Start of Extracted data

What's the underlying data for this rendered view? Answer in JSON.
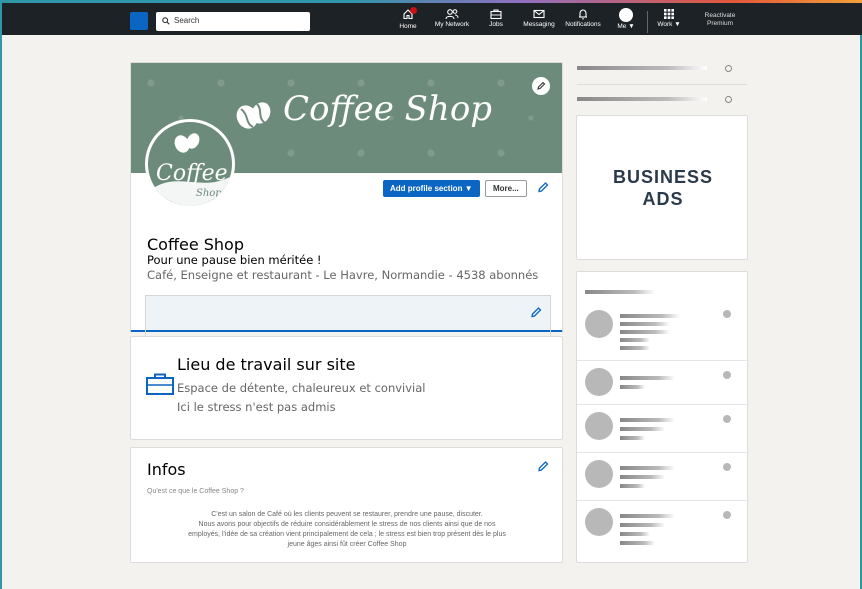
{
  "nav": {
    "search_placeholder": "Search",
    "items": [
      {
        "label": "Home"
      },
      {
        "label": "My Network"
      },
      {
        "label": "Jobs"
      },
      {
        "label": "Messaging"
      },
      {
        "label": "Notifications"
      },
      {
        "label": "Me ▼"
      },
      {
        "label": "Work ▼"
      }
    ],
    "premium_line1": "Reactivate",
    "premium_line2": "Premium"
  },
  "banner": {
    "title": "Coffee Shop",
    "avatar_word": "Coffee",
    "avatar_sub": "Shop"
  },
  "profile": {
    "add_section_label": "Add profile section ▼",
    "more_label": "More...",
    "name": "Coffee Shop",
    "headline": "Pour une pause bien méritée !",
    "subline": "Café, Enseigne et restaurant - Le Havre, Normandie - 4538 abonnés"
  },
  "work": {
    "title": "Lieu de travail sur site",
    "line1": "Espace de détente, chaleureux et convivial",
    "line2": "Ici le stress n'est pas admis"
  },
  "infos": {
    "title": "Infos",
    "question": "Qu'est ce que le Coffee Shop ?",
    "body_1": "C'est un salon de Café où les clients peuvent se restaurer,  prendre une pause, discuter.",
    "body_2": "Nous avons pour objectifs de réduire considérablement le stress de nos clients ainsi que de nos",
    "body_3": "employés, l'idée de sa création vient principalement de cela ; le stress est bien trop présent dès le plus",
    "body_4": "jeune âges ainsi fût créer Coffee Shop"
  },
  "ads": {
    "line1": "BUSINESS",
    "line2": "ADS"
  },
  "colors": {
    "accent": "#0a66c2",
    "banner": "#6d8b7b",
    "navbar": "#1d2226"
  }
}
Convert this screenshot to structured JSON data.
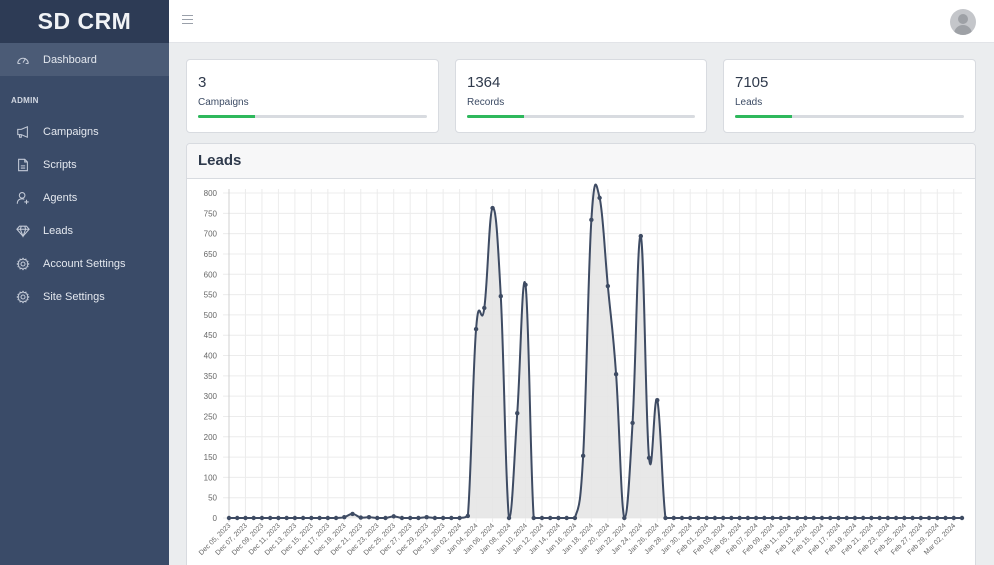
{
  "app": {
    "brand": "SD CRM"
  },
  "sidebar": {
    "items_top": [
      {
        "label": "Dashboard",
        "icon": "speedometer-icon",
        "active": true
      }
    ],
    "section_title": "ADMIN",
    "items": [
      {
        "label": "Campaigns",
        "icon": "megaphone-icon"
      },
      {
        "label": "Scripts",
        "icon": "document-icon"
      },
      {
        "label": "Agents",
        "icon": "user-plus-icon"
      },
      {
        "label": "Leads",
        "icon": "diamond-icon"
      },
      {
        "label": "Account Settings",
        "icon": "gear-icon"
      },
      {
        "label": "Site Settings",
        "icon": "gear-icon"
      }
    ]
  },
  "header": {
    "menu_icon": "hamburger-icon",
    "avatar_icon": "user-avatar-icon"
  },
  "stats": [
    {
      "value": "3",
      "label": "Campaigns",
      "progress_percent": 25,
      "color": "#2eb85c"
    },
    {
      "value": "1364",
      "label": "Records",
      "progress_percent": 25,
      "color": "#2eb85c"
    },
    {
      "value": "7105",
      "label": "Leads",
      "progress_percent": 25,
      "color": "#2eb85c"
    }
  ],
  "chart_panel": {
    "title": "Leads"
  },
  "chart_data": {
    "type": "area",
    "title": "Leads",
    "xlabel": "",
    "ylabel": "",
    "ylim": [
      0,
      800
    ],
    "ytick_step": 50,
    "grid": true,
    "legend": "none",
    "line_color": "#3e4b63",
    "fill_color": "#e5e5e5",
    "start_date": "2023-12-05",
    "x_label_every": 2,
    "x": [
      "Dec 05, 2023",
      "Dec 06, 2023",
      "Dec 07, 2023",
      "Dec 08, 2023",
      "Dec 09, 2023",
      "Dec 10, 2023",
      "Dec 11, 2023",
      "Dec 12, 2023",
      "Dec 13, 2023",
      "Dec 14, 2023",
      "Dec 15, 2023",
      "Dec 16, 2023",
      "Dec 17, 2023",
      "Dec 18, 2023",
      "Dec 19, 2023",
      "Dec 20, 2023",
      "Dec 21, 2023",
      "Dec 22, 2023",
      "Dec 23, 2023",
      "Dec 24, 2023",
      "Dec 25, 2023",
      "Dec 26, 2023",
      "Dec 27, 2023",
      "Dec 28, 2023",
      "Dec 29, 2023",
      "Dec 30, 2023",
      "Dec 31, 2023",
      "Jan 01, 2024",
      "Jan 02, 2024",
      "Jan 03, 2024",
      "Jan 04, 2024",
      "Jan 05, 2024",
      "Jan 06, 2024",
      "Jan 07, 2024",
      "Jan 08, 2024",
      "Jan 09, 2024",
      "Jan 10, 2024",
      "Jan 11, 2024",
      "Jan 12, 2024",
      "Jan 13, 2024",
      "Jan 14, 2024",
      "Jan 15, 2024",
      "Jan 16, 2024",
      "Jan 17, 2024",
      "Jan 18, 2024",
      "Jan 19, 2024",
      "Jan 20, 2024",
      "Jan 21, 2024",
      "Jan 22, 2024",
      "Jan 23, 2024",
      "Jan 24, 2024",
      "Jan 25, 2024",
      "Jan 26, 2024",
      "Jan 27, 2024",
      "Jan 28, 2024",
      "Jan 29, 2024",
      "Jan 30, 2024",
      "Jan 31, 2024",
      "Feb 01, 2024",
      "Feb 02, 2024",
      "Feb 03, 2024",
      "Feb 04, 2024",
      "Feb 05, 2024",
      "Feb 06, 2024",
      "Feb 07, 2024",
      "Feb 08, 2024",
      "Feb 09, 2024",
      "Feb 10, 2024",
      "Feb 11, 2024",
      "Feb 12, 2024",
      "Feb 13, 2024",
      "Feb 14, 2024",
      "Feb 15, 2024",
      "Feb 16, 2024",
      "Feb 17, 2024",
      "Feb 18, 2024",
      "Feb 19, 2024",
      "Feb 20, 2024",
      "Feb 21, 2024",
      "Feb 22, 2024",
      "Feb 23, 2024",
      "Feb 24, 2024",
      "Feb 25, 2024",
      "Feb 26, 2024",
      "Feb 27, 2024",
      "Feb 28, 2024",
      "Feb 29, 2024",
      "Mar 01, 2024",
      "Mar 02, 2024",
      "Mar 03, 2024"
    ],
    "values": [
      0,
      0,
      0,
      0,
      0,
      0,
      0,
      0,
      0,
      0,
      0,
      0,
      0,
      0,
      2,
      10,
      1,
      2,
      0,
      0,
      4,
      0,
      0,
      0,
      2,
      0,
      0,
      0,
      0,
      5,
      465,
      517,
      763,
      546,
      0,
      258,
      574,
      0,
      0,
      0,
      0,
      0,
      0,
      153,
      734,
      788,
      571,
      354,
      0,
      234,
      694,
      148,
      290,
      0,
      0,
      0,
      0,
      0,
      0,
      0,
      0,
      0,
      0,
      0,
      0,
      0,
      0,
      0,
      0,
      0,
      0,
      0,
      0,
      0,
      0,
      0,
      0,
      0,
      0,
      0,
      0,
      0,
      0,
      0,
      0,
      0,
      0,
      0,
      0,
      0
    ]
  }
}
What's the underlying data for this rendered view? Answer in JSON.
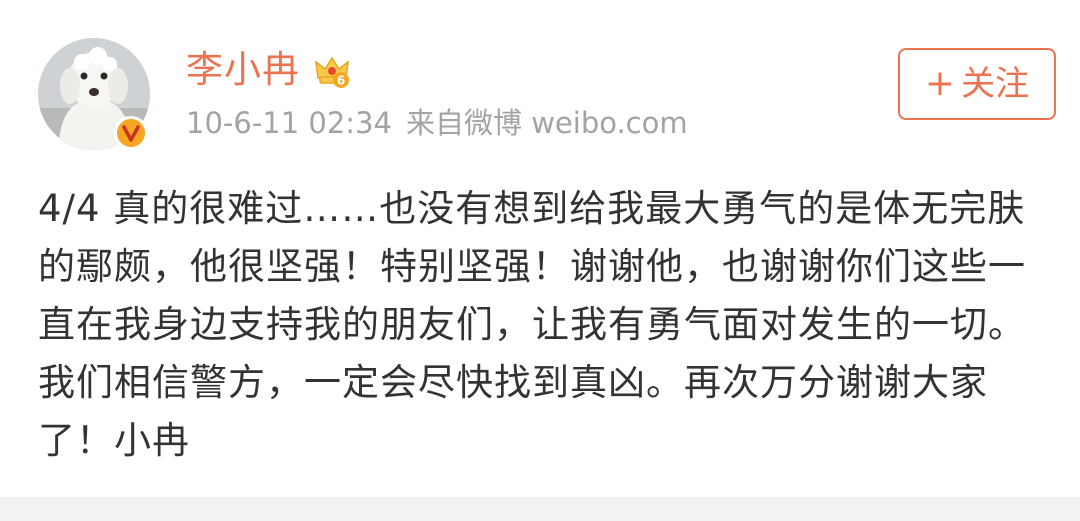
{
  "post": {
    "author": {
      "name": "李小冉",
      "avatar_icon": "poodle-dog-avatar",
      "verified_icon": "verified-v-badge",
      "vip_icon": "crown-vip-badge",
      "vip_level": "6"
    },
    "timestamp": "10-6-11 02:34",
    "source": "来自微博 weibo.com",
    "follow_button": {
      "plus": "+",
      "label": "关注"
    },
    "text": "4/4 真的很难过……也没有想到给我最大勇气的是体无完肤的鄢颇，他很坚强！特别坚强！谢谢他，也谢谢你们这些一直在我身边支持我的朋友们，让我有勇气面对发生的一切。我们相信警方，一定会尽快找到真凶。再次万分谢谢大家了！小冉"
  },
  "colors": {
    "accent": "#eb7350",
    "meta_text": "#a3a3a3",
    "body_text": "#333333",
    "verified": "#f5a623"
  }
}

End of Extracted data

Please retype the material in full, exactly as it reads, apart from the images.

What's the underlying data for this rendered view? Answer in JSON.
{
  "nav": {
    "search_placeholder": "Search",
    "items": [
      {
        "label": "Home"
      },
      {
        "label": "My Network"
      },
      {
        "label": "Jobs"
      },
      {
        "label": "Messaging"
      },
      {
        "label": "Notifications"
      },
      {
        "label": "Me ▼"
      },
      {
        "label": "Work ▼"
      }
    ],
    "premium_line1": "Reactivate",
    "premium_line2": "Premium"
  },
  "banner": {
    "title": "Coffee Shop",
    "avatar_word": "Coffee",
    "avatar_sub": "Shop"
  },
  "profile": {
    "add_section_label": "Add profile section ▼",
    "more_label": "More...",
    "name": "Coffee Shop",
    "headline": "Pour une pause bien méritée !",
    "subline": "Café, Enseigne et restaurant - Le Havre, Normandie - 4538 abonnés"
  },
  "work": {
    "title": "Lieu de travail sur site",
    "line1": "Espace de détente, chaleureux et convivial",
    "line2": "Ici le stress n'est pas admis"
  },
  "infos": {
    "title": "Infos",
    "question": "Qu'est ce que le Coffee Shop ?",
    "body_1": "C'est un salon de Café où les clients peuvent se restaurer,  prendre une pause, discuter.",
    "body_2": "Nous avons pour objectifs de réduire considérablement le stress de nos clients ainsi que de nos",
    "body_3": "employés, l'idée de sa création vient principalement de cela ; le stress est bien trop présent dès le plus",
    "body_4": "jeune âges ainsi fût créer Coffee Shop"
  },
  "ads": {
    "line1": "BUSINESS",
    "line2": "ADS"
  },
  "colors": {
    "accent": "#0a66c2",
    "banner": "#6d8b7b",
    "navbar": "#1d2226"
  }
}
Convert this screenshot to structured JSON data.
{
  "app": {
    "brand": "SD CRM"
  },
  "sidebar": {
    "items_top": [
      {
        "label": "Dashboard",
        "icon": "speedometer-icon",
        "active": true
      }
    ],
    "section_title": "ADMIN",
    "items": [
      {
        "label": "Campaigns",
        "icon": "megaphone-icon"
      },
      {
        "label": "Scripts",
        "icon": "document-icon"
      },
      {
        "label": "Agents",
        "icon": "user-plus-icon"
      },
      {
        "label": "Leads",
        "icon": "diamond-icon"
      },
      {
        "label": "Account Settings",
        "icon": "gear-icon"
      },
      {
        "label": "Site Settings",
        "icon": "gear-icon"
      }
    ]
  },
  "header": {
    "menu_icon": "hamburger-icon",
    "avatar_icon": "user-avatar-icon"
  },
  "stats": [
    {
      "value": "3",
      "label": "Campaigns",
      "progress_percent": 25,
      "color": "#2eb85c"
    },
    {
      "value": "1364",
      "label": "Records",
      "progress_percent": 25,
      "color": "#2eb85c"
    },
    {
      "value": "7105",
      "label": "Leads",
      "progress_percent": 25,
      "color": "#2eb85c"
    }
  ],
  "chart_panel": {
    "title": "Leads"
  },
  "chart_data": {
    "type": "area",
    "title": "Leads",
    "xlabel": "",
    "ylabel": "",
    "ylim": [
      0,
      800
    ],
    "ytick_step": 50,
    "grid": true,
    "legend": "none",
    "line_color": "#3e4b63",
    "fill_color": "#e5e5e5",
    "start_date": "2023-12-05",
    "x_label_every": 2,
    "x": [
      "Dec 05, 2023",
      "Dec 06, 2023",
      "Dec 07, 2023",
      "Dec 08, 2023",
      "Dec 09, 2023",
      "Dec 10, 2023",
      "Dec 11, 2023",
      "Dec 12, 2023",
      "Dec 13, 2023",
      "Dec 14, 2023",
      "Dec 15, 2023",
      "Dec 16, 2023",
      "Dec 17, 2023",
      "Dec 18, 2023",
      "Dec 19, 2023",
      "Dec 20, 2023",
      "Dec 21, 2023",
      "Dec 22, 2023",
      "Dec 23, 2023",
      "Dec 24, 2023",
      "Dec 25, 2023",
      "Dec 26, 2023",
      "Dec 27, 2023",
      "Dec 28, 2023",
      "Dec 29, 2023",
      "Dec 30, 2023",
      "Dec 31, 2023",
      "Jan 01, 2024",
      "Jan 02, 2024",
      "Jan 03, 2024",
      "Jan 04, 2024",
      "Jan 05, 2024",
      "Jan 06, 2024",
      "Jan 07, 2024",
      "Jan 08, 2024",
      "Jan 09, 2024",
      "Jan 10, 2024",
      "Jan 11, 2024",
      "Jan 12, 2024",
      "Jan 13, 2024",
      "Jan 14, 2024",
      "Jan 15, 2024",
      "Jan 16, 2024",
      "Jan 17, 2024",
      "Jan 18, 2024",
      "Jan 19, 2024",
      "Jan 20, 2024",
      "Jan 21, 2024",
      "Jan 22, 2024",
      "Jan 23, 2024",
      "Jan 24, 2024",
      "Jan 25, 2024",
      "Jan 26, 2024",
      "Jan 27, 2024",
      "Jan 28, 2024",
      "Jan 29, 2024",
      "Jan 30, 2024",
      "Jan 31, 2024",
      "Feb 01, 2024",
      "Feb 02, 2024",
      "Feb 03, 2024",
      "Feb 04, 2024",
      "Feb 05, 2024",
      "Feb 06, 2024",
      "Feb 07, 2024",
      "Feb 08, 2024",
      "Feb 09, 2024",
      "Feb 10, 2024",
      "Feb 11, 2024",
      "Feb 12, 2024",
      "Feb 13, 2024",
      "Feb 14, 2024",
      "Feb 15, 2024",
      "Feb 16, 2024",
      "Feb 17, 2024",
      "Feb 18, 2024",
      "Feb 19, 2024",
      "Feb 20, 2024",
      "Feb 21, 2024",
      "Feb 22, 2024",
      "Feb 23, 2024",
      "Feb 24, 2024",
      "Feb 25, 2024",
      "Feb 26, 2024",
      "Feb 27, 2024",
      "Feb 28, 2024",
      "Feb 29, 2024",
      "Mar 01, 2024",
      "Mar 02, 2024",
      "Mar 03, 2024"
    ],
    "values": [
      0,
      0,
      0,
      0,
      0,
      0,
      0,
      0,
      0,
      0,
      0,
      0,
      0,
      0,
      2,
      10,
      1,
      2,
      0,
      0,
      4,
      0,
      0,
      0,
      2,
      0,
      0,
      0,
      0,
      5,
      465,
      517,
      763,
      546,
      0,
      258,
      574,
      0,
      0,
      0,
      0,
      0,
      0,
      153,
      734,
      788,
      571,
      354,
      0,
      234,
      694,
      148,
      290,
      0,
      0,
      0,
      0,
      0,
      0,
      0,
      0,
      0,
      0,
      0,
      0,
      0,
      0,
      0,
      0,
      0,
      0,
      0,
      0,
      0,
      0,
      0,
      0,
      0,
      0,
      0,
      0,
      0,
      0,
      0,
      0,
      0,
      0,
      0,
      0,
      0
    ]
  }
}
What's the underlying data for this rendered view? Answer in JSON.
{
  "post": {
    "author": {
      "name": "李小冉",
      "avatar_icon": "poodle-dog-avatar",
      "verified_icon": "verified-v-badge",
      "vip_icon": "crown-vip-badge",
      "vip_level": "6"
    },
    "timestamp": "10-6-11 02:34",
    "source": "来自微博 weibo.com",
    "follow_button": {
      "plus": "+",
      "label": "关注"
    },
    "text": "4/4 真的很难过……也没有想到给我最大勇气的是体无完肤的鄢颇，他很坚强！特别坚强！谢谢他，也谢谢你们这些一直在我身边支持我的朋友们，让我有勇气面对发生的一切。我们相信警方，一定会尽快找到真凶。再次万分谢谢大家了！小冉"
  },
  "colors": {
    "accent": "#eb7350",
    "meta_text": "#a3a3a3",
    "body_text": "#333333",
    "verified": "#f5a623"
  }
}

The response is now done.